This legislative session, the UNLV Immigration Clinic, which provides free consultations and deportation defense for undocumented immigrants, sought a funding boost from lawmakers. AB382, which would have appropriated $2 million to the clinic, did not make it out of its first committee, but AB328 passed both houses and is headed to the governor’s desk. That measure would appropriate $1 million over the next two fiscal years for the immigration clinic to continue offering services and hire permanent support staff.
AB336, which would have changed the expiration date of driver authorization cards to every eight years instead of every four years (aligning the schedule to a regular driver’s license) failed to advance after being approved by a first committee.
Driver authorization cards allow people to drive legally, even if they do not have the documents required for a driver’s license, such as a Social Security number.
SB373, a bill from Sen. Edgar Flores (D-Las Vegas) that would have required state agencies to provide “vital information” and documents in the 12 most common languages spoken in the state, did not make it out of a budget committee.
Two other language access bills — AB480 (appropriating $25 million in state funds to expand language accessibility in state agencies) and AB246 (expanding the languages in which election materials are available based on a county’s population) — were approved by the Legislature.
Water rights retirement program
Lawmakers failed to move SB176, widely supported water legislation sponsored by Sen. Pete Goicoechea (R-Eureka) that aimed to create a state program to buy and retire water rights in areas of the state where there are more legal entitlements to water than there is water to use.
The legislation, as originally written, would have appropriated $5 million from the state’s general fund to a new program allowing the state to buy back water rights and address overuse in many parts of the state. Goicoechea and supporters, including several environmental groups, scaled down the request to the $250,000 in annual funds needed to operate the new program. From there, the program could accept federal funding, grants and donations to purchase water rights.
Despite support from a wide array of water users, environmentalists and progressive groups, the legislation did not move forward and failed without a vote in both legislative chambers.

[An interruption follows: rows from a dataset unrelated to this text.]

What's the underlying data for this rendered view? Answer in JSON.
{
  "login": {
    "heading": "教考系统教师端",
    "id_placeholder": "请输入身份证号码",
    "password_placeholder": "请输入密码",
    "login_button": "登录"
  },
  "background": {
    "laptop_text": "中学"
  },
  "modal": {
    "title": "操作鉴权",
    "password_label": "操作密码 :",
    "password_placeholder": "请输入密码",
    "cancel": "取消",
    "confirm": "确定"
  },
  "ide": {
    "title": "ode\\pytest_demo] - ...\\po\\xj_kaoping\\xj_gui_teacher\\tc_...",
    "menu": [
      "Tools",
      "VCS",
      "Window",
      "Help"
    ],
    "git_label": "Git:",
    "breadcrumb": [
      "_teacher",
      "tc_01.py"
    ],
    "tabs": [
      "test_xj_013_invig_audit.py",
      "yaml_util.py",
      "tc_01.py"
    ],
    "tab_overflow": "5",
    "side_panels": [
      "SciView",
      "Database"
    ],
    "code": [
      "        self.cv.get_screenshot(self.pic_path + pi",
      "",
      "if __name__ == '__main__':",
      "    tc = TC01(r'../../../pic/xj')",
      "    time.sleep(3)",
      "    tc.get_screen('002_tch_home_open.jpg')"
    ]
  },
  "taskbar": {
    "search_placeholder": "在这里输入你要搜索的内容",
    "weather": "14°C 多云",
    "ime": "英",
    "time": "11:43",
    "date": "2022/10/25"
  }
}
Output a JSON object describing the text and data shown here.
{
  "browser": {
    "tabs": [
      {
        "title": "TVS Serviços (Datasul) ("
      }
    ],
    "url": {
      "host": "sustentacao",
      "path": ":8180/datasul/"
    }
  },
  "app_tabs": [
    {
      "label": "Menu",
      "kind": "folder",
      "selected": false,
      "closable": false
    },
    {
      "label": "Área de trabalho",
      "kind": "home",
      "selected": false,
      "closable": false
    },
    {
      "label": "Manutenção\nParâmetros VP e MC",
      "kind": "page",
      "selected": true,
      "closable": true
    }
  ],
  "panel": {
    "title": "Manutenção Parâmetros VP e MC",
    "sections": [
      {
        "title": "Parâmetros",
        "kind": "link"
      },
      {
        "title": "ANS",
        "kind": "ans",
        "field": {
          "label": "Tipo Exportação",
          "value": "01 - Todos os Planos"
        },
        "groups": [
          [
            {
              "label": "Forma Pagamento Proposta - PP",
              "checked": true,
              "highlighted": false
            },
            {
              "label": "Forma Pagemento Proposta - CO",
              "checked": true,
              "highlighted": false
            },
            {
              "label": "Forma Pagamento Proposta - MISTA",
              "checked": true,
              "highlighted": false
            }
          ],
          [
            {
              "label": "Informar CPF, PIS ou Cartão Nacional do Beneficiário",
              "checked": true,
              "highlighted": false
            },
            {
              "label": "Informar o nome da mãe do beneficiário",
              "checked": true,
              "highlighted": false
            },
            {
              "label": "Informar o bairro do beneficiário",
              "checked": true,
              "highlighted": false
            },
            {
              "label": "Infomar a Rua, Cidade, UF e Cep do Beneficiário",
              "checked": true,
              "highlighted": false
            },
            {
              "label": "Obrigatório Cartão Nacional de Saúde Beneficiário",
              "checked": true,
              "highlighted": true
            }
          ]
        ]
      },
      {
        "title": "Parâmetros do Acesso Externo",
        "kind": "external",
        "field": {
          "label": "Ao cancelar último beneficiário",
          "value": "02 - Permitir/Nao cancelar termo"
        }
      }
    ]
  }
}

A plan from Sen. Dina Neal (D-North Las Vegas) to tax online products failed to advance. SB396 aimed to update the tax code to reflect, for example, how music used to be purchased on CDs and cassette tapes but is now streamed online. The bill had passed out of a policy committee but was referred to a budget committee, where no further action on it was taken.
Lawmakers also dropped an effort to employ tribal liaisons at state agencies. SB94 called for staffers who would “ensure open and consistent communication between each Indian tribe” in the state and each state agency. The bill passed out of a policy committee and was heard in the Senate Finance Committee in late May, but never advanced to the Senate floor.
Assemblywoman Claire Thomas (D-North Las Vegas) introduced two Juneteenth bills, but AB409, which would have created the $1.6 million state funded Juneteenth Educational and Economic Commission to allocate money toward Juneteenth “Freedom Day” programming, died in the Assembly Ways and Means Committee.
Assemblyman C.H. Miller (D-Las Vegas) introduced AB253 that would have created a cannabis concierge license for temporary cannabis events in an attempt to lower the barrier of entry into the commercial cannabis market in Nevada.
The bill made it out of its first house with bipartisan support but later died in the Senate Finance Committee.